**What the task requires:** Wherever a picture appears, skip it and retype the rest of the data exactly.

**The records:**
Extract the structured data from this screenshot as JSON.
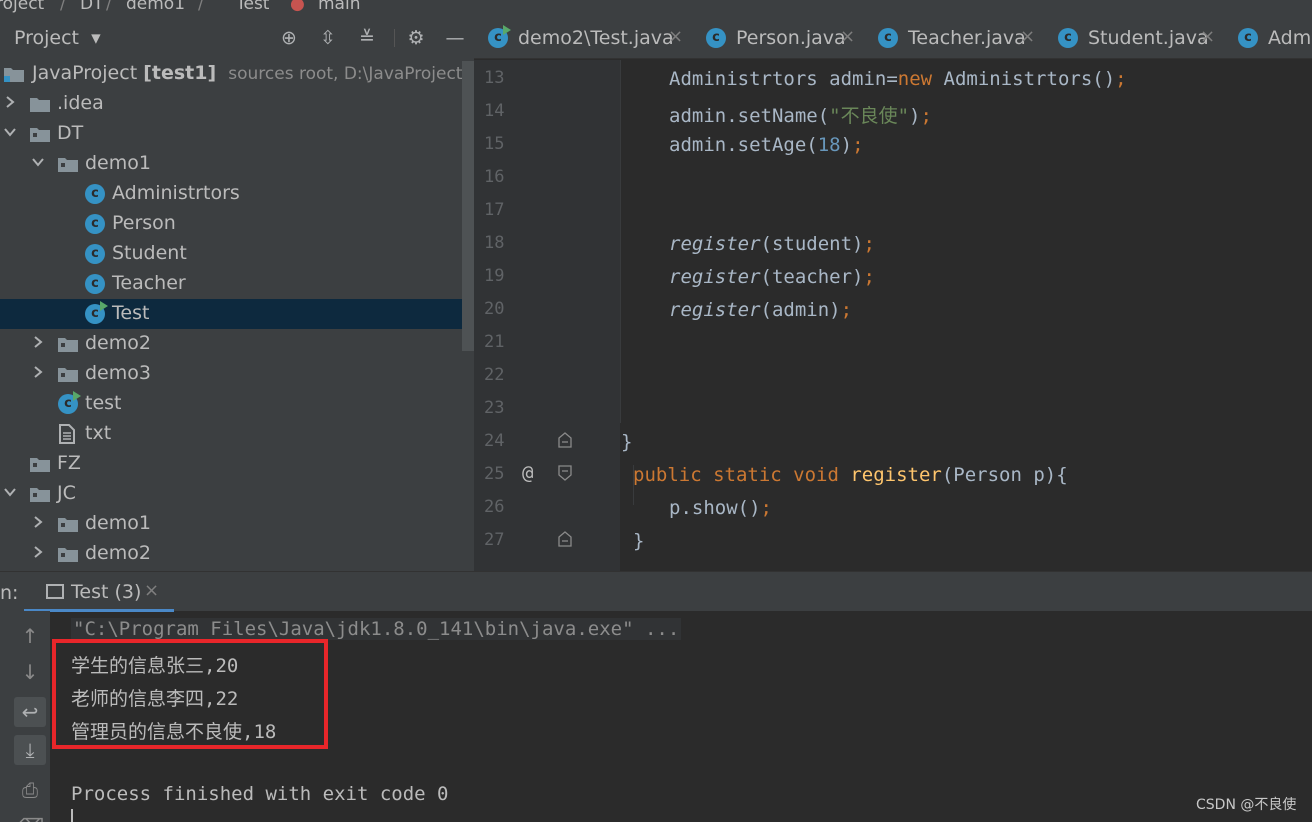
{
  "breadcrumb": [
    "roject",
    "DT",
    "demo1",
    "Test",
    "main"
  ],
  "project_panel": {
    "title": "Project",
    "tree": [
      {
        "label": "JavaProject",
        "bold": "[test1]",
        "hint": "sources root,  D:\\JavaProject",
        "type": "module"
      },
      {
        "label": ".idea",
        "type": "folder"
      },
      {
        "label": "DT",
        "type": "folder"
      },
      {
        "label": "demo1",
        "type": "package"
      },
      {
        "label": "Administrtors",
        "type": "class"
      },
      {
        "label": "Person",
        "type": "class"
      },
      {
        "label": "Student",
        "type": "class"
      },
      {
        "label": "Teacher",
        "type": "class"
      },
      {
        "label": "Test",
        "type": "class-main"
      },
      {
        "label": "demo2",
        "type": "package"
      },
      {
        "label": "demo3",
        "type": "package"
      },
      {
        "label": "test",
        "type": "class-main"
      },
      {
        "label": "txt",
        "type": "file"
      },
      {
        "label": "FZ",
        "type": "folder"
      },
      {
        "label": "JC",
        "type": "folder"
      },
      {
        "label": "demo1",
        "type": "package"
      },
      {
        "label": "demo2",
        "type": "package"
      }
    ]
  },
  "editor": {
    "tabs": [
      "demo2\\Test.java",
      "Person.java",
      "Teacher.java",
      "Student.java",
      "Admi"
    ],
    "lines": [
      "13",
      "14",
      "15",
      "16",
      "17",
      "18",
      "19",
      "20",
      "21",
      "22",
      "23",
      "24",
      "25",
      "26",
      "27"
    ],
    "code": {
      "l13": {
        "a": "Administrtors admin=",
        "kw": "new",
        "b": " Administrtors()",
        "semi": ";"
      },
      "l14": {
        "a": "admin.setName(",
        "str": "\"不良使\"",
        "b": ")",
        "semi": ";"
      },
      "l15": {
        "a": "admin.setAge(",
        "num": "18",
        "b": ")",
        "semi": ";"
      },
      "l18": {
        "fn": "register",
        "b": "(student)",
        "semi": ";"
      },
      "l19": {
        "fn": "register",
        "b": "(teacher)",
        "semi": ";"
      },
      "l20": {
        "fn": "register",
        "b": "(admin)",
        "semi": ";"
      },
      "l24": {
        "b": "}"
      },
      "l25": {
        "kw": "public static void ",
        "fn": "register",
        "b": "(Person p){"
      },
      "l26": {
        "a": "p.show()",
        "semi": ";"
      },
      "l27": {
        "b": "}"
      }
    },
    "override_marker": "@"
  },
  "run_panel": {
    "prefix": "n:",
    "tab_label": "Test (3)",
    "output": [
      "\"C:\\Program Files\\Java\\jdk1.8.0_141\\bin\\java.exe\" ...",
      "学生的信息张三,20",
      "老师的信息李四,22",
      "管理员的信息不良使,18",
      "Process finished with exit code 0"
    ],
    "highlight_color": "#e8262a"
  },
  "watermark": "CSDN @不良使"
}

**Solution to the problem:**
Extract the structured data from this screenshot as JSON.
{
  "breadcrumb": [
    "roject",
    "DT",
    "demo1",
    "Test",
    "main"
  ],
  "project_panel": {
    "title": "Project",
    "tree": [
      {
        "label": "JavaProject",
        "bold": "[test1]",
        "hint": "sources root,  D:\\JavaProject",
        "type": "module"
      },
      {
        "label": ".idea",
        "type": "folder"
      },
      {
        "label": "DT",
        "type": "folder"
      },
      {
        "label": "demo1",
        "type": "package"
      },
      {
        "label": "Administrtors",
        "type": "class"
      },
      {
        "label": "Person",
        "type": "class"
      },
      {
        "label": "Student",
        "type": "class"
      },
      {
        "label": "Teacher",
        "type": "class"
      },
      {
        "label": "Test",
        "type": "class-main"
      },
      {
        "label": "demo2",
        "type": "package"
      },
      {
        "label": "demo3",
        "type": "package"
      },
      {
        "label": "test",
        "type": "class-main"
      },
      {
        "label": "txt",
        "type": "file"
      },
      {
        "label": "FZ",
        "type": "folder"
      },
      {
        "label": "JC",
        "type": "folder"
      },
      {
        "label": "demo1",
        "type": "package"
      },
      {
        "label": "demo2",
        "type": "package"
      }
    ]
  },
  "editor": {
    "tabs": [
      "demo2\\Test.java",
      "Person.java",
      "Teacher.java",
      "Student.java",
      "Admi"
    ],
    "lines": [
      "13",
      "14",
      "15",
      "16",
      "17",
      "18",
      "19",
      "20",
      "21",
      "22",
      "23",
      "24",
      "25",
      "26",
      "27"
    ],
    "code": {
      "l13": {
        "a": "Administrtors admin=",
        "kw": "new",
        "b": " Administrtors()",
        "semi": ";"
      },
      "l14": {
        "a": "admin.setName(",
        "str": "\"不良使\"",
        "b": ")",
        "semi": ";"
      },
      "l15": {
        "a": "admin.setAge(",
        "num": "18",
        "b": ")",
        "semi": ";"
      },
      "l18": {
        "fn": "register",
        "b": "(student)",
        "semi": ";"
      },
      "l19": {
        "fn": "register",
        "b": "(teacher)",
        "semi": ";"
      },
      "l20": {
        "fn": "register",
        "b": "(admin)",
        "semi": ";"
      },
      "l24": {
        "b": "}"
      },
      "l25": {
        "kw": "public static void ",
        "fn": "register",
        "b": "(Person p){"
      },
      "l26": {
        "a": "p.show()",
        "semi": ";"
      },
      "l27": {
        "b": "}"
      }
    },
    "override_marker": "@"
  },
  "run_panel": {
    "prefix": "n:",
    "tab_label": "Test (3)",
    "output": [
      "\"C:\\Program Files\\Java\\jdk1.8.0_141\\bin\\java.exe\" ...",
      "学生的信息张三,20",
      "老师的信息李四,22",
      "管理员的信息不良使,18",
      "Process finished with exit code 0"
    ],
    "highlight_color": "#e8262a"
  },
  "watermark": "CSDN @不良使"
}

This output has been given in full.